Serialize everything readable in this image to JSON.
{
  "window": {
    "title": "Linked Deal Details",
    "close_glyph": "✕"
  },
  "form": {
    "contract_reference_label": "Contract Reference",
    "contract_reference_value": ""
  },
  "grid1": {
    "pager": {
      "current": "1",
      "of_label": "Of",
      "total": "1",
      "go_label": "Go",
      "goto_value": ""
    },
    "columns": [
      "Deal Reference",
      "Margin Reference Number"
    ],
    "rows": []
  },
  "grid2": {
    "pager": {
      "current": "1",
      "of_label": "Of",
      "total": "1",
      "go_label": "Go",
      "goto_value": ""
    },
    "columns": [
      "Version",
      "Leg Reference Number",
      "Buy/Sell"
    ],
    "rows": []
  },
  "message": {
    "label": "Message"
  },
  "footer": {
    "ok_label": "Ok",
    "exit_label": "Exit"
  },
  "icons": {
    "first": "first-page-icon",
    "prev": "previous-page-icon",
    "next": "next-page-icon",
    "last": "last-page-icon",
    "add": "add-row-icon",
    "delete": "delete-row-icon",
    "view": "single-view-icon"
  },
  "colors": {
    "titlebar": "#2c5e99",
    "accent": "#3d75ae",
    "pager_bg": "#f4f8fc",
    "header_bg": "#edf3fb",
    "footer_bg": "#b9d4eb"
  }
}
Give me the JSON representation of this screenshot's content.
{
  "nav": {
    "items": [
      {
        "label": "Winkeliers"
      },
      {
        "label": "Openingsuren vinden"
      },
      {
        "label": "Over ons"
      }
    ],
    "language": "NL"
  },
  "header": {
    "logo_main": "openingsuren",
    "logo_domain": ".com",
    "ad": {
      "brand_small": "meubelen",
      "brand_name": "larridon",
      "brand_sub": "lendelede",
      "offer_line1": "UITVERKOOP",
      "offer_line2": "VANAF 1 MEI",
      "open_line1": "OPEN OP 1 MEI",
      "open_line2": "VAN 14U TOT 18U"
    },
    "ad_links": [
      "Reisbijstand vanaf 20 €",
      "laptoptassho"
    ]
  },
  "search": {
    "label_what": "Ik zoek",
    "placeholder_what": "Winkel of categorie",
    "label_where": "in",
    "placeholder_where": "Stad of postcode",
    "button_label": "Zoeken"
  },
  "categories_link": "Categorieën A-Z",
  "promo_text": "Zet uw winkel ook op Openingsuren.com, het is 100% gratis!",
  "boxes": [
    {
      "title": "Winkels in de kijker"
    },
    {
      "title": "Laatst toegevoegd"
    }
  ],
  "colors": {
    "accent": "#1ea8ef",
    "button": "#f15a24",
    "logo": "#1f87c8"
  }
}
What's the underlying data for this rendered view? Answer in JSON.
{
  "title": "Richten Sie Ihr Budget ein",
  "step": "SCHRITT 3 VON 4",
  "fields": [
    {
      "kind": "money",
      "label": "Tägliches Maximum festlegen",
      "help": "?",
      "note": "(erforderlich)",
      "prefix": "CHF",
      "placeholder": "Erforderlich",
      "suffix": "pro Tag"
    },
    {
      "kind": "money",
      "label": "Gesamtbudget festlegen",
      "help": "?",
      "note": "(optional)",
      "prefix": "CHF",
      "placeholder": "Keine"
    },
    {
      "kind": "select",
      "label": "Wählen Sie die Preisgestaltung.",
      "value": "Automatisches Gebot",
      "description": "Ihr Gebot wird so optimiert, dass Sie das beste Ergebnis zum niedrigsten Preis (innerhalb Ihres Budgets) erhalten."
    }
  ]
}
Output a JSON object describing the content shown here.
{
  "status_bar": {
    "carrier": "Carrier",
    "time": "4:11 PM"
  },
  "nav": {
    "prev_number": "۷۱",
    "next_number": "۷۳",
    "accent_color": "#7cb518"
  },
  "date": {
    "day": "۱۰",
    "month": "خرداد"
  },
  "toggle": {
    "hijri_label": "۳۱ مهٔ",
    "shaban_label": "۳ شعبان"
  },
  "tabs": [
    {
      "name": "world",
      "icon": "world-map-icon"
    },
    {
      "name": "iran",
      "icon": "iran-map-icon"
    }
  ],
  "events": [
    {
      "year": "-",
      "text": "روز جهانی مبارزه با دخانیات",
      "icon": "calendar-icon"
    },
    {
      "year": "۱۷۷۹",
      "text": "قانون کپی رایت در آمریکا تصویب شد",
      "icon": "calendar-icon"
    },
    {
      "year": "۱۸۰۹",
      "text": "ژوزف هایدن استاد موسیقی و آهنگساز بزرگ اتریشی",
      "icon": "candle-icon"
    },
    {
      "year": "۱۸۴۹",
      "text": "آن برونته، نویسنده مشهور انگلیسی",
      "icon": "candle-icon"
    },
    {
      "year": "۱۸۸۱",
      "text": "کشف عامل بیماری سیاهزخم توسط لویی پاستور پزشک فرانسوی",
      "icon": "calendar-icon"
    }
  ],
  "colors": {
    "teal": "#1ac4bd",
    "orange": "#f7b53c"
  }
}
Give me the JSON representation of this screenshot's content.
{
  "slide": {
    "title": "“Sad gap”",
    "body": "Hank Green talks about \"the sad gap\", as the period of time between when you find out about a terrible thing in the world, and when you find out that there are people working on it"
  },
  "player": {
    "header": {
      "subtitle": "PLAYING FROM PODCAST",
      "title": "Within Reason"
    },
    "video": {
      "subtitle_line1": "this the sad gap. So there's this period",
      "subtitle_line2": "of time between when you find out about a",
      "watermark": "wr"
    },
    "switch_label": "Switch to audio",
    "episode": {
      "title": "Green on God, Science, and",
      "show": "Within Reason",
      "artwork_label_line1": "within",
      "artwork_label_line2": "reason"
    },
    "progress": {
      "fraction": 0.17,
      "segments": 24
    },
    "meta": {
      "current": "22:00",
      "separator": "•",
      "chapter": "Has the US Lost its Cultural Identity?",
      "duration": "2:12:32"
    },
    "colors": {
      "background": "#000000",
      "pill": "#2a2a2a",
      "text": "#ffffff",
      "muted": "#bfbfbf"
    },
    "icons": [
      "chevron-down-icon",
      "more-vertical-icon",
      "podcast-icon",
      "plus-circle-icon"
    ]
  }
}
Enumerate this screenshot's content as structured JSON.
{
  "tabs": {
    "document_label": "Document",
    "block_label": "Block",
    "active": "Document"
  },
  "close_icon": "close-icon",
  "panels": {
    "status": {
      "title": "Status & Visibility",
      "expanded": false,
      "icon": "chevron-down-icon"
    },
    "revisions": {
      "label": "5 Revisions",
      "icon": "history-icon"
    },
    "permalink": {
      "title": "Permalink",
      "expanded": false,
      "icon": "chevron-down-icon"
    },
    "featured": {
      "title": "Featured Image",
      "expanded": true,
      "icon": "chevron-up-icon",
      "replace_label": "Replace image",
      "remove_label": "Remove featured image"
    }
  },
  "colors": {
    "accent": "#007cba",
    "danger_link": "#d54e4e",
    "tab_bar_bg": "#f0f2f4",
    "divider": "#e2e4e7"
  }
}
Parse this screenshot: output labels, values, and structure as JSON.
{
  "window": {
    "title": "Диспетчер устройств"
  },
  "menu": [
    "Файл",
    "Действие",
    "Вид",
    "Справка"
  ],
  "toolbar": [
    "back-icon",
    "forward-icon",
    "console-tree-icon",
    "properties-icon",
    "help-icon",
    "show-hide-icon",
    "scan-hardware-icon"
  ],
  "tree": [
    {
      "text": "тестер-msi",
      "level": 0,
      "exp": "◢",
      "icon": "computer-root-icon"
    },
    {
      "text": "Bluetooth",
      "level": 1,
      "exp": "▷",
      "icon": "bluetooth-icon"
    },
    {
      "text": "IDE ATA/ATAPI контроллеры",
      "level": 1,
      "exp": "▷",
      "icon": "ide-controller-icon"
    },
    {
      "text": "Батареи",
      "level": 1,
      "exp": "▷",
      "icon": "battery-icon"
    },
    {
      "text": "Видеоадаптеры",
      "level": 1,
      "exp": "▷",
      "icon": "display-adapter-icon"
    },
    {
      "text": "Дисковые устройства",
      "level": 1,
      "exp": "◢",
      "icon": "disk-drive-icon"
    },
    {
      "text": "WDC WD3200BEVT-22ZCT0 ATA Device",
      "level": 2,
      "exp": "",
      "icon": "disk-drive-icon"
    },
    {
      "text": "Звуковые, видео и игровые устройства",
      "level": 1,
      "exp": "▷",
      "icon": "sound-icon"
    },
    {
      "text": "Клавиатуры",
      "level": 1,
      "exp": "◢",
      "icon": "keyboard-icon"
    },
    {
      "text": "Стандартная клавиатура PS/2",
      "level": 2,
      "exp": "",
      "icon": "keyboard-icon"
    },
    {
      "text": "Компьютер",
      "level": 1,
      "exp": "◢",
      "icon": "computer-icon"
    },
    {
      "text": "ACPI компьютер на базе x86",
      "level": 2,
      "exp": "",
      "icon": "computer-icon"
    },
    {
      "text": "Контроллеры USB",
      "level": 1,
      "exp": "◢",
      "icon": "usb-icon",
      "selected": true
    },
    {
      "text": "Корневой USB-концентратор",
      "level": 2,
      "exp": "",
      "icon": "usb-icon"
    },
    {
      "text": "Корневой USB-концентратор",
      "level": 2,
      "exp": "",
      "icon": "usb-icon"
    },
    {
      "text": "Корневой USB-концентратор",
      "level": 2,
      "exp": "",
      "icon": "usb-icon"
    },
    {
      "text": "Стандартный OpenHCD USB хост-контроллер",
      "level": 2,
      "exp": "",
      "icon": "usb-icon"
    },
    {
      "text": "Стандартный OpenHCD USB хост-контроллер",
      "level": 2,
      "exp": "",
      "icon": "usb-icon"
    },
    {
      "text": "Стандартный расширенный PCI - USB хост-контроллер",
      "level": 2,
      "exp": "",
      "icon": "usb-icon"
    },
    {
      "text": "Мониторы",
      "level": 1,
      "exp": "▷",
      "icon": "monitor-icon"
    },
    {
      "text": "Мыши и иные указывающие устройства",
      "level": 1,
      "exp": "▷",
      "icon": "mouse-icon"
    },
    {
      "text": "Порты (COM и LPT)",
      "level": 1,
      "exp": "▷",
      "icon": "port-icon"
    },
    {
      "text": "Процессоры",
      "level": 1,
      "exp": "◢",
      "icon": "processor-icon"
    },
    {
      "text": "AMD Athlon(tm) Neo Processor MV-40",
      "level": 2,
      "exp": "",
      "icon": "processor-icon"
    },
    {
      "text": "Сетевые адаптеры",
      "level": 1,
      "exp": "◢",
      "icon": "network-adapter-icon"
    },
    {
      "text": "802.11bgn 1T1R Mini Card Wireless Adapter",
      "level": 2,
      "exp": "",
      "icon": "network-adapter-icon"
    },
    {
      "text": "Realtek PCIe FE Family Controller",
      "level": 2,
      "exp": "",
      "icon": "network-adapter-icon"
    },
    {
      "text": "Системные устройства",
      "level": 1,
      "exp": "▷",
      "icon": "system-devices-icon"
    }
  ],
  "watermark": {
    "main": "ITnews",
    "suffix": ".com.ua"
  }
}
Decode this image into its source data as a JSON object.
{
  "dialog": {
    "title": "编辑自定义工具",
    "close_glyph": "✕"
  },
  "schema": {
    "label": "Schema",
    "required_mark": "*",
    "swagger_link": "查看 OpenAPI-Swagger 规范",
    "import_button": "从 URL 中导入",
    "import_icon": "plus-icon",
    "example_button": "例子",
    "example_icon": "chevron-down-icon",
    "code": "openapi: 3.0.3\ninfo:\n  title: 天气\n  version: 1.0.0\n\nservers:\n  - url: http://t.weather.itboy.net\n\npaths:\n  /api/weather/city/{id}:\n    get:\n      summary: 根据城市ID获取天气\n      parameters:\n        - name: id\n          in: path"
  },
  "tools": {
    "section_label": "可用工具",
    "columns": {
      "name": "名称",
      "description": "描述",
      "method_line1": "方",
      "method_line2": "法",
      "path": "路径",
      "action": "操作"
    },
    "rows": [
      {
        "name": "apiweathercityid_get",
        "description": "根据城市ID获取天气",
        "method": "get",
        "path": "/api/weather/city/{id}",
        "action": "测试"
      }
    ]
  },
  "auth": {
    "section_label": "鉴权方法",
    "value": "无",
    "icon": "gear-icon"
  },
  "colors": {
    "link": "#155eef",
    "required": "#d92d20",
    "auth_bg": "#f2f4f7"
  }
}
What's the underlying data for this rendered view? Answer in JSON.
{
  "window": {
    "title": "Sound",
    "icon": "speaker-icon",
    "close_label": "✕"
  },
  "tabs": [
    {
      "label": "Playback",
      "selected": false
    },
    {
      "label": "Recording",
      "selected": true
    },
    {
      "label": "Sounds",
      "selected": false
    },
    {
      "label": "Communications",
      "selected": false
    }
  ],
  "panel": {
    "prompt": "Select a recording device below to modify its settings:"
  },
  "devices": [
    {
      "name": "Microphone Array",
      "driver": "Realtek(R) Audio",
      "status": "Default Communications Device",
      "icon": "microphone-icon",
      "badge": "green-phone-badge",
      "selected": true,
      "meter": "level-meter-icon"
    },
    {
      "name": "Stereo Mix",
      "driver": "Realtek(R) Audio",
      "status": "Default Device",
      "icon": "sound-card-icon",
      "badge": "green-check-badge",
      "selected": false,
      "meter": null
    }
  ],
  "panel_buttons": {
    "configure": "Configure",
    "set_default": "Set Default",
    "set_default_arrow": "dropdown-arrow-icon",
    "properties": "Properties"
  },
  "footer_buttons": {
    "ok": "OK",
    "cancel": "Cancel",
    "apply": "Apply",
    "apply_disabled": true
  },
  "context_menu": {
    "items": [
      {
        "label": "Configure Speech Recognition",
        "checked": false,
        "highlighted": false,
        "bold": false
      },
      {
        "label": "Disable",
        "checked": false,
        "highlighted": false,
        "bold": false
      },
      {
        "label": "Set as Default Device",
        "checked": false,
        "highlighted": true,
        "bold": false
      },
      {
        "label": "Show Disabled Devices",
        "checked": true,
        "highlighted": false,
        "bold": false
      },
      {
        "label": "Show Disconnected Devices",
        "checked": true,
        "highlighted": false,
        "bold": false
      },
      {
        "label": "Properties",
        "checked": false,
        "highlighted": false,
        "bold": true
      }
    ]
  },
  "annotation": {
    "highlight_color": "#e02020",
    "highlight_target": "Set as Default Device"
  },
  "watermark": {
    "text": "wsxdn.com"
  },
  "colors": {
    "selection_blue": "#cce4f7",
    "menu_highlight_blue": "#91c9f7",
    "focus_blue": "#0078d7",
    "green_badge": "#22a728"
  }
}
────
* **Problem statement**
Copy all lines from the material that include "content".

* **Reply to the task**
Give me the JSON representation of this screenshot's content.
Output a JSON object describing the content shown here.
Give me the JSON representation of this screenshot's content.
Enumerate this screenshot's content as structured JSON.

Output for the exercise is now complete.